Ability to Earn
One’s “ability to earn” is measured by their health, age, education, employment history and marketable skills. Once the court has this information before it, it may use its discretion to impute income to a spouse who either refuses to work or is prevented from working for a specific reason. In addition, the court will take into account a spouse’s “opportunity to earn,” for which the California Family Code requires evidence to show a substantial likelihood that the spouse could, with reasonable effort, produce income. In other words, even if the spouse is 100% qualified for a certain job, if there are little to no jobs open in that field, that leaves the spouse with very little opportunity to earn.
One way to produce evidence of a spouse’s ability and opportunity to earn is by making a motion to appoint a vocational evaluator. The evaluator can testify in court as to what a particular spouse’s income would be if he or she decided to seek and obtain reasonable employment. The judge will then use that imputed income and order that spouse to pay a certain sum each month in order to support the other spouse at the same or similar marital standard of living the parties enjoyed while married.
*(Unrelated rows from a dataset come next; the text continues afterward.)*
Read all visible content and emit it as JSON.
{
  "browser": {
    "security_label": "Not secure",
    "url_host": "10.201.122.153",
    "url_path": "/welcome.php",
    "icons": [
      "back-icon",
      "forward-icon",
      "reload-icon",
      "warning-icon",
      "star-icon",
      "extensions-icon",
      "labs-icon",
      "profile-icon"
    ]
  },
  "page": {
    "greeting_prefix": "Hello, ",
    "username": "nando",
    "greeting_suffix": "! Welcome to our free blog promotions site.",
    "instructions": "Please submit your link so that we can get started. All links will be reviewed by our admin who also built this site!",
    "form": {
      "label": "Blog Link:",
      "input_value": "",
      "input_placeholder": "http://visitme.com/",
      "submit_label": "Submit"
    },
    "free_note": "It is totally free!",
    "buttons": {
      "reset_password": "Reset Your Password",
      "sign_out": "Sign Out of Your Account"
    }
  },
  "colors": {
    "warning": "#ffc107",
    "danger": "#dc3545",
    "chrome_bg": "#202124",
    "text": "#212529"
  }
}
Note that this also applies even if a spouse is already working, but not earning income at their full potential. For example, an experienced neurosurgeon making six figures each year could not take a job at McDonald’s for minimum wage just to spite her ex-husband and attempt to avoid a higher spousal support award.
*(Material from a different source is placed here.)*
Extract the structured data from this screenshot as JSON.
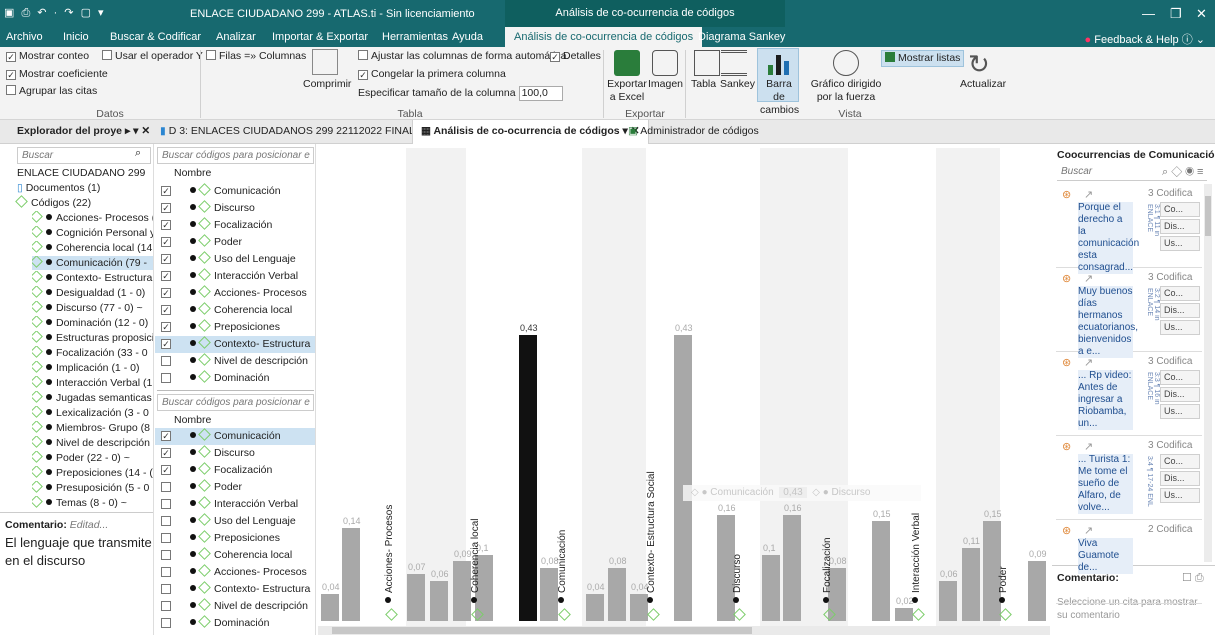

If you believe your spouse is not earning at their full potential, or if your spouse is seeking a higher spousal support amount than you can realistically afford, give Cage & Miles, LLP a call today and speak to an experienced attorney about your options.